Mapping Chronic Wasting Disease Management: Identify Opportunities for Intervention

Science Center Objects

This research effort is an interagency partnership between U.S. Geological Survey and U.S. Fish and Wildlife Service to model the social-ecological system that encompasses chronic wasting disease management in the United States. Chronic wasting disease (CWD) is a fatal, neurologically degenerative disease that impacts many cervid species in North America (e.g., elk, moose, mule deer, and white-tail deer). Active management of CWD in the U.S. is largely conducted by state fish and wildlife management agencies who act independently to manage CWD transmission under unique policy circumstances and CWD outbreaks in vastly different prevalence’s. This research effort seeks to develop and provide guidance to state agencies in working towards more cohesive strategies and identifying important intervention points that are common across different management situations.

The objectives for this research effort are to develop a shared conceptual model that accounts for key drivers of disease transmission as well as the consequences of CWD, including impacts on ungulate populations, other species, habitats, ecosystem processes, and surrounding human communities. Provide guidance and information to managers and decision-makers for CWD policy that is actionable across different groups working under different circumstances. Identify intervention points and opportunities within the shared conceptual model that are representative of what management activities that have been successful or unsuccessful and assessment of system processes may have led to those outcomes.

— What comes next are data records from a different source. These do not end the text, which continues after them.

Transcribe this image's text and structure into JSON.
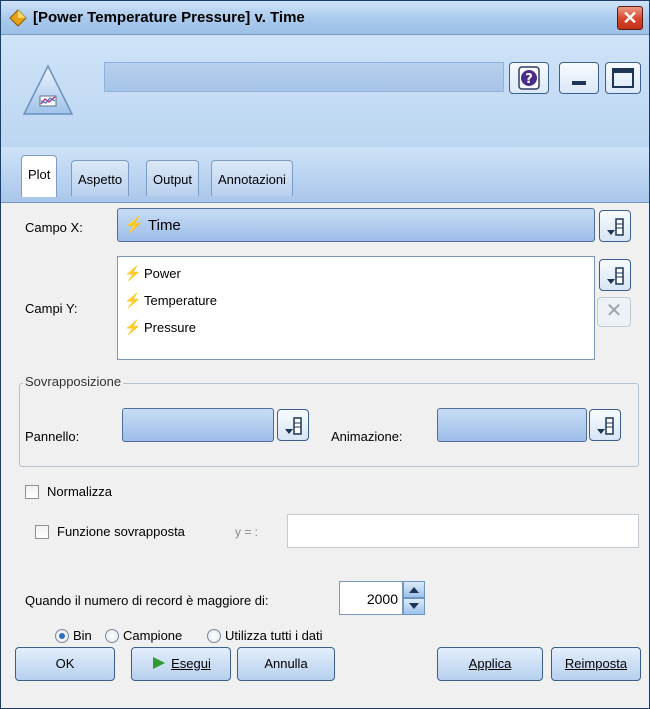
{
  "window": {
    "title": "[Power Temperature Pressure] v. Time"
  },
  "tabs": [
    {
      "label": "Plot",
      "active": true
    },
    {
      "label": "Aspetto",
      "active": false
    },
    {
      "label": "Output",
      "active": false
    },
    {
      "label": "Annotazioni",
      "active": false
    }
  ],
  "form": {
    "x_label": "Campo X:",
    "x_value": "Time",
    "y_label": "Campi Y:",
    "y_fields": [
      "Power",
      "Temperature",
      "Pressure"
    ],
    "overlay_group": "Sovrapposizione",
    "panel_label": "Pannello:",
    "animation_label": "Animazione:",
    "normalize_label": "Normalizza",
    "overlay_fn_label": "Funzione sovrapposta",
    "y_eq_label": "y = :",
    "records_label": "Quando il numero di record è maggiore di:",
    "records_value": "2000",
    "radio_bin": "Bin",
    "radio_sample": "Campione",
    "radio_all": "Utilizza tutti i dati"
  },
  "buttons": {
    "ok": "OK",
    "run": "Esegui",
    "cancel": "Annulla",
    "apply": "Applica",
    "reset": "Reimposta"
  },
  "colors": {
    "accent": "#2a6fbf",
    "field_bg": "#b1cdef",
    "title_gradient": "#a9c9ec"
  }
}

To meet these objectives, we are conducting a remote expert elicitation following Open Standards for the Practice of Conservation assessment phase procedures. Representatives from Federal, State, University, and NGO partners are working together to parameterize a situation model of chronic wasting disease transmission and management following open standards guidance. Using the developed model, results chains representing direct intervention points will be identified and described within the context of the current social and ecological activities.